We often stress the importance of the monthly “jobs report” in trying to forecast the direction of mortgage rates. The objective of this post is to provide an explanation of why this report is so important.
Let’s first have a look at what information can be found in the monthly “jobs report”. Here is a summary:
In the US, the employment report, also known as the labor report, is regarded as the most important among all economic indicators. The report provides the first comprehensive look at the economy, covering nine economic categories. Here are the three main components of the report:
1. Payroll Employment: Measures the change in number of workers in a given month and measures the number of jobs in more than 500 industries (ex-¬farming) in all states and 255 metropolitan areas. The employment estimates are based on a survey of larger businesses and counts the number of paid employees working part-time or full-time in the nation’s business and government establishments. This release is the most closely watched indicator because of its timeliness, accuracy and its comprehensiveness. It is important to compare this figure to a monthly moving average (6 or 9 months) to capture a true perspective of the trend in labor market strength. Equally important are the frequent revisions for the prior months, which are often significant. The bottom line for this measurement is that if the number of news jobs created or lost is better than what the market had expected mortgage rates typically rise and vice-versa.
2. Unemployment Rate: The percentage of the civilian labor force actively looking for employment but unable to find jobs. Although it is a highly proclaimed figure (due to simplicity of the number and its political implications), the unemployment rate gets relatively less importance in the markets because it is known to be a lagging indicator — it usually falls behind economic turns. The bottom line for this measurement is that if the unemployment rate is better than what the market had expected it can cause mortgage rates to rise and vice-versa.

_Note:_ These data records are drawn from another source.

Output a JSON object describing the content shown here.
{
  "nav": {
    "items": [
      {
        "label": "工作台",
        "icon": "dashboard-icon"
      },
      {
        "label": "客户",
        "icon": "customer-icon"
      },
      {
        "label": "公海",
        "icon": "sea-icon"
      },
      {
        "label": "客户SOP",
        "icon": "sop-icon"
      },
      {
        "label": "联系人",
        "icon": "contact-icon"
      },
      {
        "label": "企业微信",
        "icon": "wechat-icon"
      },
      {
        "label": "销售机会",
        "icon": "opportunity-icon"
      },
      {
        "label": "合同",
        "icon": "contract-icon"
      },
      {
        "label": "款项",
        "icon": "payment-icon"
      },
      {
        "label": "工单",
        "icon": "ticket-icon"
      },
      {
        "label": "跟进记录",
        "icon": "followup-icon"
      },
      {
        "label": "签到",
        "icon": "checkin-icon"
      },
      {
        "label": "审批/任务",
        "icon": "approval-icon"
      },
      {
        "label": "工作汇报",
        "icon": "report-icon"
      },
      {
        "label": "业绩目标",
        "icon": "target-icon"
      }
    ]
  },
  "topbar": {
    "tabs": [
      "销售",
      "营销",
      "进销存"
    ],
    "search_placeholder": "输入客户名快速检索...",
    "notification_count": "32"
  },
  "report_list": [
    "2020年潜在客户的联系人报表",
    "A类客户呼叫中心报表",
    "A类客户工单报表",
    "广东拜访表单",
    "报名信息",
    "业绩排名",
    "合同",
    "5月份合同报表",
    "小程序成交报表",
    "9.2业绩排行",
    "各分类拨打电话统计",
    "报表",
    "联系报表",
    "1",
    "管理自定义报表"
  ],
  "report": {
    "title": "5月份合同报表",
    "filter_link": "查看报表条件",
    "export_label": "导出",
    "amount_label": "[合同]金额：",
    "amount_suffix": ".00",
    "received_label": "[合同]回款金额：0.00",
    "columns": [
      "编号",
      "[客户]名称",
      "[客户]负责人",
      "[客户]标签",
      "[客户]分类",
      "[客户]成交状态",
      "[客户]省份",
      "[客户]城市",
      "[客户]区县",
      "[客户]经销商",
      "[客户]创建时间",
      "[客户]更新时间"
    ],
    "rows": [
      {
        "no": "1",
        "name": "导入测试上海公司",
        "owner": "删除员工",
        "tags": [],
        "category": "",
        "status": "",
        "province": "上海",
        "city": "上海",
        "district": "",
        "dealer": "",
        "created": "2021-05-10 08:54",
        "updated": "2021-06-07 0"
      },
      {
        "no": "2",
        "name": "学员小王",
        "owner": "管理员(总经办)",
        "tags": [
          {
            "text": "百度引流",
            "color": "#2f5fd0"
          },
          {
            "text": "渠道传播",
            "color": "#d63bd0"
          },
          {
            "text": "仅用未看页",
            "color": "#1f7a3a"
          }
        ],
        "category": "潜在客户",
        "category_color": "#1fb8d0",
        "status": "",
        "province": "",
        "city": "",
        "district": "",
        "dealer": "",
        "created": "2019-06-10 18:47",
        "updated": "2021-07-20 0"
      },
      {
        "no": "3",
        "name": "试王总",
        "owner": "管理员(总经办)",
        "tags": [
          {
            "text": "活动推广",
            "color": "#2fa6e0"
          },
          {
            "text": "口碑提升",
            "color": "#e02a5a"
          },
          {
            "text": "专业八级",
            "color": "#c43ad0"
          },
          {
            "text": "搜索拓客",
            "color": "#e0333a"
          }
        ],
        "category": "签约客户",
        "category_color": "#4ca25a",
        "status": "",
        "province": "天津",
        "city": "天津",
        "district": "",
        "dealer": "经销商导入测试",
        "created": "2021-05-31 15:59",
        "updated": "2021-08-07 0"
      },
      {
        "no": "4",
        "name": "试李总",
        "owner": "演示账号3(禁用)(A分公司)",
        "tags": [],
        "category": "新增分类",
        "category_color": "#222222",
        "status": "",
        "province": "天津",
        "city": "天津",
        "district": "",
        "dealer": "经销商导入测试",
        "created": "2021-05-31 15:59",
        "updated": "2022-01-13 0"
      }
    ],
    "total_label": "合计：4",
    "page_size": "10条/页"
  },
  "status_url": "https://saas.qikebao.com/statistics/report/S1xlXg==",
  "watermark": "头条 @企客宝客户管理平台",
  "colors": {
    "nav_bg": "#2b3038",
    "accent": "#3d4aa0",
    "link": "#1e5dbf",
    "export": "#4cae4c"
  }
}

3. Average Hourly Earnings Growth: The growth rate between one month’s average hourly rate and another’s sheds light on wage growth and, hence, assesses the potential of wage-push inflation. The year-on-year rate is also important in capturing the longer-term trend. The bottom line for this measurement is that if earnings growth is reported to be greater than what the market expected it can cause mortgage rates to move higher and vice-versa.
And why is it important?
The employment data give the most comprehensive report on how many people are looking for jobs, how many have them, what they’re getting paid and how many hours they are working. These numbers are the best way to gauge the current state and future direction of the economy. They also provide insight on wage trends and wage inflation. If wage inflation threatens, usually interest rates will rise, and bond and stock prices will fall. The Employment Report is scheduled for release at 8:30 (ET) on the first Friday of each month by the Bureau of Labor Statistics.